On Monday and Tuesday of this week, I had the honor to travel to Washington, DC as part of my work on the board of directors for the Baptist Joint Committee on Religious Liberty, or BJC for short. I was there to represent you and other CBF Baptists from North Carolina in this shared work of defending and extending religious liberty for all. Over the course of about 36 hours, we learned of the dynamic work that BJC is doing for all people, the fierce and fair watchdogs for the separation of church and state. In fact, I learned that BJC is the only faith-based organization who works in Washington with this singular focus, enabling them to be a leading voice across all three branches of government on matters outlined in the first 16 words of the First Amendment: “Congress Congress shall make no law respecting an establishment of religion, or prohibiting the free exercise thereof.”
Our work on Tuesday took us to Capitol Hill, where, in the midst of the unusual hub of activity, we criss-crossed from House office buildings to Senate ones, meeting in groups with our elected officials throughout the day. The purpose of these visits was twofold: we introduced them to BJC and their work on issues of religious liberty, and we made them aware of House Resolution 512, a bipartisan bill calling for a global repeal of blasphemy, heresy, and apostasy laws. We learned that blasphemy laws seek to punish those who insult, offend, demean or denigrate religion with fines, imprisonment or even the death penalty. Joining with other organizations from all sides, BJC is seeking to encourage our lawmakers to take the lead in championing religious liberty for our brothers and sisters around the world. Such a vital witness!

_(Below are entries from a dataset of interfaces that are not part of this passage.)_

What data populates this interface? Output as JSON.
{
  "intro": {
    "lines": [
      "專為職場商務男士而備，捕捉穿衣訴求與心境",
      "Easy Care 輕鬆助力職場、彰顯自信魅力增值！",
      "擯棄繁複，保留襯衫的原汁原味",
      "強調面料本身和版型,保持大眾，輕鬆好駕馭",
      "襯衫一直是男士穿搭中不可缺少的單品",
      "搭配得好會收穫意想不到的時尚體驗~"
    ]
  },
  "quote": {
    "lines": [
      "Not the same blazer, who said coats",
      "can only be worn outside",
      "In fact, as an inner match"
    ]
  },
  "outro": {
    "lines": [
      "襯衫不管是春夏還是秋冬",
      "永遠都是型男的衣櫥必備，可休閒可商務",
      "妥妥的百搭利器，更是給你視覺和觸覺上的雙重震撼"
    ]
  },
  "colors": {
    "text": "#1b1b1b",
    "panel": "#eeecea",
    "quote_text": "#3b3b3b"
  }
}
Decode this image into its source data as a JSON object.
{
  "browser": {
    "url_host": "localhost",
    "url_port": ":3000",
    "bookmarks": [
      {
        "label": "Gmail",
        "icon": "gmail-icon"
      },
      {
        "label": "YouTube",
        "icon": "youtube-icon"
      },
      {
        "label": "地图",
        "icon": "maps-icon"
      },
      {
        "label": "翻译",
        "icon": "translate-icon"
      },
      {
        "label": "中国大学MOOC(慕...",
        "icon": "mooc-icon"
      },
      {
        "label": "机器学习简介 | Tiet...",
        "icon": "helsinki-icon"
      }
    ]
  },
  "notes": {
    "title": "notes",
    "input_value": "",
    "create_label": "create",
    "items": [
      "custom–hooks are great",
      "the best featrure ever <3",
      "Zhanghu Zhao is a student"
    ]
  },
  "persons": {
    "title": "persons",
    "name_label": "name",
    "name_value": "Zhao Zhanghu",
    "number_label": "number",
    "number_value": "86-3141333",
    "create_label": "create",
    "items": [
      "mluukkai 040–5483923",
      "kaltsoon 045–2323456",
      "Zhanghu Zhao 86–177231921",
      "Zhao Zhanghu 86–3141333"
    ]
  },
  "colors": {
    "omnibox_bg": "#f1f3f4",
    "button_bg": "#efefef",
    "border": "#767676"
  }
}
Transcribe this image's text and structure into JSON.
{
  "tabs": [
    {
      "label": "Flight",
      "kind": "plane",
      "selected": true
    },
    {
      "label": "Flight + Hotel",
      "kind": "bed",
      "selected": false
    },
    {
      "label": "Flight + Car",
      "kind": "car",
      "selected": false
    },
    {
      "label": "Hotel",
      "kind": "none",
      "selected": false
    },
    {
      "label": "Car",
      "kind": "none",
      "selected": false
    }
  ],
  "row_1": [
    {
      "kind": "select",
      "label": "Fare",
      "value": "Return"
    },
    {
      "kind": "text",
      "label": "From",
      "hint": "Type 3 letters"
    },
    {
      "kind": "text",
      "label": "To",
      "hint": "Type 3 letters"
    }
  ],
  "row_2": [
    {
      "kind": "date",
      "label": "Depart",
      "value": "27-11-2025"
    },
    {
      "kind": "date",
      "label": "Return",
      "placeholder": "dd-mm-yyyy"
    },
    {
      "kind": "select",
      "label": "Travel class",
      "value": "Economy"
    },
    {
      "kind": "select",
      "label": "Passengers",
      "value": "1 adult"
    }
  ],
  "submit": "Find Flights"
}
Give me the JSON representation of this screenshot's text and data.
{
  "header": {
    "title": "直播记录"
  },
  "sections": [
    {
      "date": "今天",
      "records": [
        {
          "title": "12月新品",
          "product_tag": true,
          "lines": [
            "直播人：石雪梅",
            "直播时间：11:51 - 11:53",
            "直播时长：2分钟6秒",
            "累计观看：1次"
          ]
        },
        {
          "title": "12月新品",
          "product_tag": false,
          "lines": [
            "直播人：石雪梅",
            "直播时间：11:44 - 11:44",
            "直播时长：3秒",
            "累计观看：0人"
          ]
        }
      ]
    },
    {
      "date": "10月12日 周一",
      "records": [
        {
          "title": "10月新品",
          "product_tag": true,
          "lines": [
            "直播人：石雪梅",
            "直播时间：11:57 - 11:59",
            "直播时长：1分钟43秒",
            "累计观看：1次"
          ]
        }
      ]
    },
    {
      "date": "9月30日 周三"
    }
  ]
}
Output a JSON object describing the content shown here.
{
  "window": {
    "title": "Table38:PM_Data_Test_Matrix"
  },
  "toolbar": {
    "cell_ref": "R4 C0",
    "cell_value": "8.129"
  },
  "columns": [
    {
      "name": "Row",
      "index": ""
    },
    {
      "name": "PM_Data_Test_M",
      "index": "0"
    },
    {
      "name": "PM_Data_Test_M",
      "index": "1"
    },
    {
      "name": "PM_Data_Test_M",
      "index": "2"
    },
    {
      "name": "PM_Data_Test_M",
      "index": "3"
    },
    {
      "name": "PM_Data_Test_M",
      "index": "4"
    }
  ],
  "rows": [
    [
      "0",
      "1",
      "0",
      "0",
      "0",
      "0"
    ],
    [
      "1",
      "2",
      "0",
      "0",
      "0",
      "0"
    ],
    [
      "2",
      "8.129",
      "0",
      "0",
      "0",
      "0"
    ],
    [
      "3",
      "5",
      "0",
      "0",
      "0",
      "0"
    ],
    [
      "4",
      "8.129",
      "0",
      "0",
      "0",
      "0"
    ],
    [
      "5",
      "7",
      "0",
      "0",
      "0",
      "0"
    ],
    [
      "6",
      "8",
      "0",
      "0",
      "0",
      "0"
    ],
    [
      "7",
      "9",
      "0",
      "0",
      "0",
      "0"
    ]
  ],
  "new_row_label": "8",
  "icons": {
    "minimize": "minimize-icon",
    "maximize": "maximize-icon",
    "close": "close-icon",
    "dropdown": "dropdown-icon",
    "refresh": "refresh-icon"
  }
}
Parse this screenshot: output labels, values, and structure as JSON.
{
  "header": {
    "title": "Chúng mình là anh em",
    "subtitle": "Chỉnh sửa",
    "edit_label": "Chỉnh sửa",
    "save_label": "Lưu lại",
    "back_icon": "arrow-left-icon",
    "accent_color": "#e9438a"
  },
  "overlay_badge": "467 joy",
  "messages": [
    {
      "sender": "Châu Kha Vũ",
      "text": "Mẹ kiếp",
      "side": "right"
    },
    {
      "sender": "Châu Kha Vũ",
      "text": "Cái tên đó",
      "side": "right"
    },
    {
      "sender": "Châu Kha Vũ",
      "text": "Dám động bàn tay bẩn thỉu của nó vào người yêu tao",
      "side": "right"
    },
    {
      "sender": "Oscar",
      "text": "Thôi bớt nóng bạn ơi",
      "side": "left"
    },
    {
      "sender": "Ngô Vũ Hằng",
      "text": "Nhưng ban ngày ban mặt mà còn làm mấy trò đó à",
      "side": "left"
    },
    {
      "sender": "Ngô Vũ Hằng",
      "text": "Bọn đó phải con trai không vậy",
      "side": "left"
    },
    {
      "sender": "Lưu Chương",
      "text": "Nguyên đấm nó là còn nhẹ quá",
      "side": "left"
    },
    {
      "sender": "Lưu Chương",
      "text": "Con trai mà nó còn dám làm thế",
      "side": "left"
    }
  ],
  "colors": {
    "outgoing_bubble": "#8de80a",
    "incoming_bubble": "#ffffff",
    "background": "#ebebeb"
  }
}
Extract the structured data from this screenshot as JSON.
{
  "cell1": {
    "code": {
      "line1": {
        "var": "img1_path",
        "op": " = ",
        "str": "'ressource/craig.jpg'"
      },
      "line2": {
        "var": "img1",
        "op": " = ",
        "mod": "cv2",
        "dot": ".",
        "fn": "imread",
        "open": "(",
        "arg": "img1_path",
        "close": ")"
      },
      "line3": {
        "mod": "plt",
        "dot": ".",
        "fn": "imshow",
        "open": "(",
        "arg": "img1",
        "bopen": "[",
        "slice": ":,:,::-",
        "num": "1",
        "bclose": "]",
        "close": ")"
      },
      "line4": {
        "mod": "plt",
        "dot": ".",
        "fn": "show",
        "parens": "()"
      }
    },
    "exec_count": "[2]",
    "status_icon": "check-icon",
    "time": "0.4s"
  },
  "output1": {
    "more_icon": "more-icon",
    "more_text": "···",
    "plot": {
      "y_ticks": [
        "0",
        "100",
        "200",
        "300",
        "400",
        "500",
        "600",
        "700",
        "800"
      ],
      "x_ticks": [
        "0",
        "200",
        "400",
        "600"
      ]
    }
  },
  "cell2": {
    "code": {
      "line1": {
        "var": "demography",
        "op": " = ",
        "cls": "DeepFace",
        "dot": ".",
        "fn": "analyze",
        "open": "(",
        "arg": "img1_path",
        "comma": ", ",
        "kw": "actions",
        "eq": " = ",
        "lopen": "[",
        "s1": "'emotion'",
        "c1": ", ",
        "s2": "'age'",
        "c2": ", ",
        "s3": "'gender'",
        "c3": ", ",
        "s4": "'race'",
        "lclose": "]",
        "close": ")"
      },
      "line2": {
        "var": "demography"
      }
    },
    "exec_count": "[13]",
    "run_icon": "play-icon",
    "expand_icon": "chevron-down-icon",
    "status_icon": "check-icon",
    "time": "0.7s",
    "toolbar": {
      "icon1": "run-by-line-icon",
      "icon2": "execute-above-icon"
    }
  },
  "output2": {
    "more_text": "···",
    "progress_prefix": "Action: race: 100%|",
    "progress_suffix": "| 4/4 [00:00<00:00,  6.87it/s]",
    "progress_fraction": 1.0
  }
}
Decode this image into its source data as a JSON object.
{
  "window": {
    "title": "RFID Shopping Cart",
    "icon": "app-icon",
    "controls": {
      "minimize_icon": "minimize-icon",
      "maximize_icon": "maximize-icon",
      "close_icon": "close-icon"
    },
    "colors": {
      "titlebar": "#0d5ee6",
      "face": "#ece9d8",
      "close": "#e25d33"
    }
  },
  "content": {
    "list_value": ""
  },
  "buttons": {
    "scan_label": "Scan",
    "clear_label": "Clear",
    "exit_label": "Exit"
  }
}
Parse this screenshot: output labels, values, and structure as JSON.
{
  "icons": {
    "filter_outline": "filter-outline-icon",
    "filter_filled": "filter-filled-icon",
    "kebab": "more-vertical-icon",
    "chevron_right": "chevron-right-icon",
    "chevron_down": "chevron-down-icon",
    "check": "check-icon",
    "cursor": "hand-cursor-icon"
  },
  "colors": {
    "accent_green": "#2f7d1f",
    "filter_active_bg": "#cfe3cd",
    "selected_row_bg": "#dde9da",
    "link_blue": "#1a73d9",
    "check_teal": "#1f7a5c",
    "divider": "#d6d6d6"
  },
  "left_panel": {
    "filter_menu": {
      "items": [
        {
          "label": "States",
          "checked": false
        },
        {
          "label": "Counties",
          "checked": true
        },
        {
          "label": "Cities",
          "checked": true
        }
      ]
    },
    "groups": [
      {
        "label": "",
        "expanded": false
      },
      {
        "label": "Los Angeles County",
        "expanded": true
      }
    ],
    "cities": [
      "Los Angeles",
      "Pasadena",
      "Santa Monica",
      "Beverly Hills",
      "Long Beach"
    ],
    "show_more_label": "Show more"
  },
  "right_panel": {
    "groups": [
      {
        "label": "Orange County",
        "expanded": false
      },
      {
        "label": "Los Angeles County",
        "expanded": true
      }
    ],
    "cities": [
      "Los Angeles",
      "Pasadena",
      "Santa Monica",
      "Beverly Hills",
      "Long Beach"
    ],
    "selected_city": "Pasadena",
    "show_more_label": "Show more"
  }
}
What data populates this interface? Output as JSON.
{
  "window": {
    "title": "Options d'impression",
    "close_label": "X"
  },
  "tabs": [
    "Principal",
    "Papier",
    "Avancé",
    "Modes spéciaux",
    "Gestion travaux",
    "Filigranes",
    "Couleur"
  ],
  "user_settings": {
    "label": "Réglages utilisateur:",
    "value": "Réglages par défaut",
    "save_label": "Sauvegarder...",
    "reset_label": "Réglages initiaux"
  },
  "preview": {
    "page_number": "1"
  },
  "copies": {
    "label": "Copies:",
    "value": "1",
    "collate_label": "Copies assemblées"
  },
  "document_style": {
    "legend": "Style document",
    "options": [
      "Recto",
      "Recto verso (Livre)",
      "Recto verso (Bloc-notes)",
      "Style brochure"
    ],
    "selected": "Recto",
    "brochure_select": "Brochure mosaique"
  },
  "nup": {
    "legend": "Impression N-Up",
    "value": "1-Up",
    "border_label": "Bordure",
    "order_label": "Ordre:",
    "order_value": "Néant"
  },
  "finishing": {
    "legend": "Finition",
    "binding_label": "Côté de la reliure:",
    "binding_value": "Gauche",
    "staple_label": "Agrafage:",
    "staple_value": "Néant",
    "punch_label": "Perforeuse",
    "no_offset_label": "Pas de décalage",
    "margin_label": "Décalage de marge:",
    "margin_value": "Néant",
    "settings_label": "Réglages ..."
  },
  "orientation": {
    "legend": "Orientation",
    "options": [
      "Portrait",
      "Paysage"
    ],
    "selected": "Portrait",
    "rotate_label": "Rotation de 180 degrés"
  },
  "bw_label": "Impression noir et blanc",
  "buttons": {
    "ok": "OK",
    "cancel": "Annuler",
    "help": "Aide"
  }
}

I was a bit embarrassed to realize that I’d never done this type of work before! I’ve called elected officials before to let them know how I felt about this or that, I’ve engaged in the political process with research, voting, and voter registration, but I had not yet sat with my congressperson or one of their staff to speak on behalf of others to advocate for something I believed to be right and true. Despite my initial nerves that I’d misspeak or mess up, I found the exercise to renew something in me that arose from some of the best traditions I claim. I channeled our earliest Baptist freedom fighters like Roger Williams and John Leland, remembered the fierce women whose advocacy has made it possible for me to do such work, and gave thanks for the courage of those whose limited rights made their fight for them all the harder. And despite all the hubbub, it became a sacred experience.
Reflecting on the construction of the Capitol building, one lawmaker said to our group: “this building, like our democracy, is always a work in progress.” I couldn’t help but see the symmetry to our faith — individually and communally — “always a work in progress.” Grateful to labor together in love for the cause of freedom, especially the freedom in Christ that sets us free!
Together in the work of Love,